In the copy, keep every record exact and leave out all images.

*** Opening of Records ***

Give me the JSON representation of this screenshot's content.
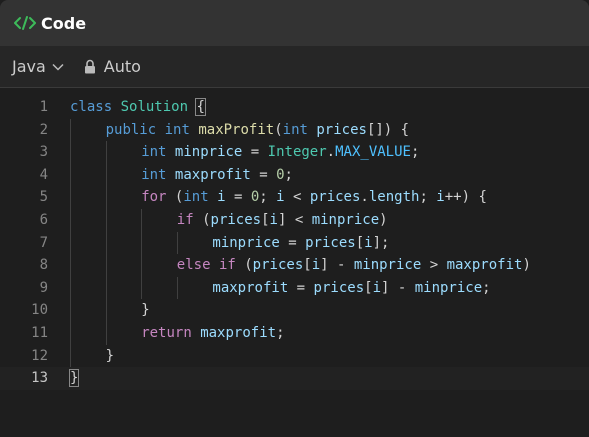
{
  "header": {
    "title": "Code",
    "icon": "code-icon"
  },
  "toolbar": {
    "language": "Java",
    "mode": "Auto"
  },
  "editor": {
    "current_line": 13,
    "lines": [
      {
        "n": "1",
        "indent": 0,
        "tokens": [
          [
            "kw",
            "class"
          ],
          [
            "punc",
            " "
          ],
          [
            "cls",
            "Solution"
          ],
          [
            "punc",
            " "
          ],
          [
            "bm",
            "{"
          ]
        ]
      },
      {
        "n": "2",
        "indent": 1,
        "tokens": [
          [
            "kw",
            "public"
          ],
          [
            "punc",
            " "
          ],
          [
            "kw",
            "int"
          ],
          [
            "punc",
            " "
          ],
          [
            "fn",
            "maxProfit"
          ],
          [
            "punc",
            "("
          ],
          [
            "kw",
            "int"
          ],
          [
            "punc",
            " "
          ],
          [
            "var",
            "prices"
          ],
          [
            "punc",
            "[]) {"
          ]
        ]
      },
      {
        "n": "3",
        "indent": 2,
        "tokens": [
          [
            "kw",
            "int"
          ],
          [
            "punc",
            " "
          ],
          [
            "var",
            "minprice"
          ],
          [
            "punc",
            " = "
          ],
          [
            "cls",
            "Integer"
          ],
          [
            "punc",
            "."
          ],
          [
            "cst",
            "MAX_VALUE"
          ],
          [
            "punc",
            ";"
          ]
        ]
      },
      {
        "n": "4",
        "indent": 2,
        "tokens": [
          [
            "kw",
            "int"
          ],
          [
            "punc",
            " "
          ],
          [
            "var",
            "maxprofit"
          ],
          [
            "punc",
            " = "
          ],
          [
            "num",
            "0"
          ],
          [
            "punc",
            ";"
          ]
        ]
      },
      {
        "n": "5",
        "indent": 2,
        "tokens": [
          [
            "ctl",
            "for"
          ],
          [
            "punc",
            " ("
          ],
          [
            "kw",
            "int"
          ],
          [
            "punc",
            " "
          ],
          [
            "var",
            "i"
          ],
          [
            "punc",
            " = "
          ],
          [
            "num",
            "0"
          ],
          [
            "punc",
            "; "
          ],
          [
            "var",
            "i"
          ],
          [
            "punc",
            " < "
          ],
          [
            "var",
            "prices"
          ],
          [
            "punc",
            "."
          ],
          [
            "var",
            "length"
          ],
          [
            "punc",
            "; "
          ],
          [
            "var",
            "i"
          ],
          [
            "punc",
            "++) {"
          ]
        ]
      },
      {
        "n": "6",
        "indent": 3,
        "tokens": [
          [
            "ctl",
            "if"
          ],
          [
            "punc",
            " ("
          ],
          [
            "var",
            "prices"
          ],
          [
            "punc",
            "["
          ],
          [
            "var",
            "i"
          ],
          [
            "punc",
            "] < "
          ],
          [
            "var",
            "minprice"
          ],
          [
            "punc",
            ")"
          ]
        ]
      },
      {
        "n": "7",
        "indent": 4,
        "tokens": [
          [
            "var",
            "minprice"
          ],
          [
            "punc",
            " = "
          ],
          [
            "var",
            "prices"
          ],
          [
            "punc",
            "["
          ],
          [
            "var",
            "i"
          ],
          [
            "punc",
            "];"
          ]
        ]
      },
      {
        "n": "8",
        "indent": 3,
        "tokens": [
          [
            "ctl",
            "else"
          ],
          [
            "punc",
            " "
          ],
          [
            "ctl",
            "if"
          ],
          [
            "punc",
            " ("
          ],
          [
            "var",
            "prices"
          ],
          [
            "punc",
            "["
          ],
          [
            "var",
            "i"
          ],
          [
            "punc",
            "] - "
          ],
          [
            "var",
            "minprice"
          ],
          [
            "punc",
            " > "
          ],
          [
            "var",
            "maxprofit"
          ],
          [
            "punc",
            ")"
          ]
        ]
      },
      {
        "n": "9",
        "indent": 4,
        "tokens": [
          [
            "var",
            "maxprofit"
          ],
          [
            "punc",
            " = "
          ],
          [
            "var",
            "prices"
          ],
          [
            "punc",
            "["
          ],
          [
            "var",
            "i"
          ],
          [
            "punc",
            "] - "
          ],
          [
            "var",
            "minprice"
          ],
          [
            "punc",
            ";"
          ]
        ]
      },
      {
        "n": "10",
        "indent": 2,
        "tokens": [
          [
            "punc",
            "}"
          ]
        ]
      },
      {
        "n": "11",
        "indent": 2,
        "tokens": [
          [
            "ctl",
            "return"
          ],
          [
            "punc",
            " "
          ],
          [
            "var",
            "maxprofit"
          ],
          [
            "punc",
            ";"
          ]
        ]
      },
      {
        "n": "12",
        "indent": 1,
        "tokens": [
          [
            "punc",
            "}"
          ]
        ]
      },
      {
        "n": "13",
        "indent": 0,
        "tokens": [
          [
            "bm",
            "}"
          ]
        ]
      }
    ]
  }
}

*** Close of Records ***

■ **Result for this task**:
Give me the JSON representation of this screenshot's content.
{
  "header": {
    "title": "Code",
    "icon": "code-icon"
  },
  "toolbar": {
    "language": "Java",
    "mode": "Auto"
  },
  "editor": {
    "current_line": 13,
    "lines": [
      {
        "n": "1",
        "indent": 0,
        "tokens": [
          [
            "kw",
            "class"
          ],
          [
            "punc",
            " "
          ],
          [
            "cls",
            "Solution"
          ],
          [
            "punc",
            " "
          ],
          [
            "bm",
            "{"
          ]
        ]
      },
      {
        "n": "2",
        "indent": 1,
        "tokens": [
          [
            "kw",
            "public"
          ],
          [
            "punc",
            " "
          ],
          [
            "kw",
            "int"
          ],
          [
            "punc",
            " "
          ],
          [
            "fn",
            "maxProfit"
          ],
          [
            "punc",
            "("
          ],
          [
            "kw",
            "int"
          ],
          [
            "punc",
            " "
          ],
          [
            "var",
            "prices"
          ],
          [
            "punc",
            "[]) {"
          ]
        ]
      },
      {
        "n": "3",
        "indent": 2,
        "tokens": [
          [
            "kw",
            "int"
          ],
          [
            "punc",
            " "
          ],
          [
            "var",
            "minprice"
          ],
          [
            "punc",
            " = "
          ],
          [
            "cls",
            "Integer"
          ],
          [
            "punc",
            "."
          ],
          [
            "cst",
            "MAX_VALUE"
          ],
          [
            "punc",
            ";"
          ]
        ]
      },
      {
        "n": "4",
        "indent": 2,
        "tokens": [
          [
            "kw",
            "int"
          ],
          [
            "punc",
            " "
          ],
          [
            "var",
            "maxprofit"
          ],
          [
            "punc",
            " = "
          ],
          [
            "num",
            "0"
          ],
          [
            "punc",
            ";"
          ]
        ]
      },
      {
        "n": "5",
        "indent": 2,
        "tokens": [
          [
            "ctl",
            "for"
          ],
          [
            "punc",
            " ("
          ],
          [
            "kw",
            "int"
          ],
          [
            "punc",
            " "
          ],
          [
            "var",
            "i"
          ],
          [
            "punc",
            " = "
          ],
          [
            "num",
            "0"
          ],
          [
            "punc",
            "; "
          ],
          [
            "var",
            "i"
          ],
          [
            "punc",
            " < "
          ],
          [
            "var",
            "prices"
          ],
          [
            "punc",
            "."
          ],
          [
            "var",
            "length"
          ],
          [
            "punc",
            "; "
          ],
          [
            "var",
            "i"
          ],
          [
            "punc",
            "++) {"
          ]
        ]
      },
      {
        "n": "6",
        "indent": 3,
        "tokens": [
          [
            "ctl",
            "if"
          ],
          [
            "punc",
            " ("
          ],
          [
            "var",
            "prices"
          ],
          [
            "punc",
            "["
          ],
          [
            "var",
            "i"
          ],
          [
            "punc",
            "] < "
          ],
          [
            "var",
            "minprice"
          ],
          [
            "punc",
            ")"
          ]
        ]
      },
      {
        "n": "7",
        "indent": 4,
        "tokens": [
          [
            "var",
            "minprice"
          ],
          [
            "punc",
            " = "
          ],
          [
            "var",
            "prices"
          ],
          [
            "punc",
            "["
          ],
          [
            "var",
            "i"
          ],
          [
            "punc",
            "];"
          ]
        ]
      },
      {
        "n": "8",
        "indent": 3,
        "tokens": [
          [
            "ctl",
            "else"
          ],
          [
            "punc",
            " "
          ],
          [
            "ctl",
            "if"
          ],
          [
            "punc",
            " ("
          ],
          [
            "var",
            "prices"
          ],
          [
            "punc",
            "["
          ],
          [
            "var",
            "i"
          ],
          [
            "punc",
            "] - "
          ],
          [
            "var",
            "minprice"
          ],
          [
            "punc",
            " > "
          ],
          [
            "var",
            "maxprofit"
          ],
          [
            "punc",
            ")"
          ]
        ]
      },
      {
        "n": "9",
        "indent": 4,
        "tokens": [
          [
            "var",
            "maxprofit"
          ],
          [
            "punc",
            " = "
          ],
          [
            "var",
            "prices"
          ],
          [
            "punc",
            "["
          ],
          [
            "var",
            "i"
          ],
          [
            "punc",
            "] - "
          ],
          [
            "var",
            "minprice"
          ],
          [
            "punc",
            ";"
          ]
        ]
      },
      {
        "n": "10",
        "indent": 2,
        "tokens": [
          [
            "punc",
            "}"
          ]
        ]
      },
      {
        "n": "11",
        "indent": 2,
        "tokens": [
          [
            "ctl",
            "return"
          ],
          [
            "punc",
            " "
          ],
          [
            "var",
            "maxprofit"
          ],
          [
            "punc",
            ";"
          ]
        ]
      },
      {
        "n": "12",
        "indent": 1,
        "tokens": [
          [
            "punc",
            "}"
          ]
        ]
      },
      {
        "n": "13",
        "indent": 0,
        "tokens": [
          [
            "bm",
            "}"
          ]
        ]
      }
    ]
  }
}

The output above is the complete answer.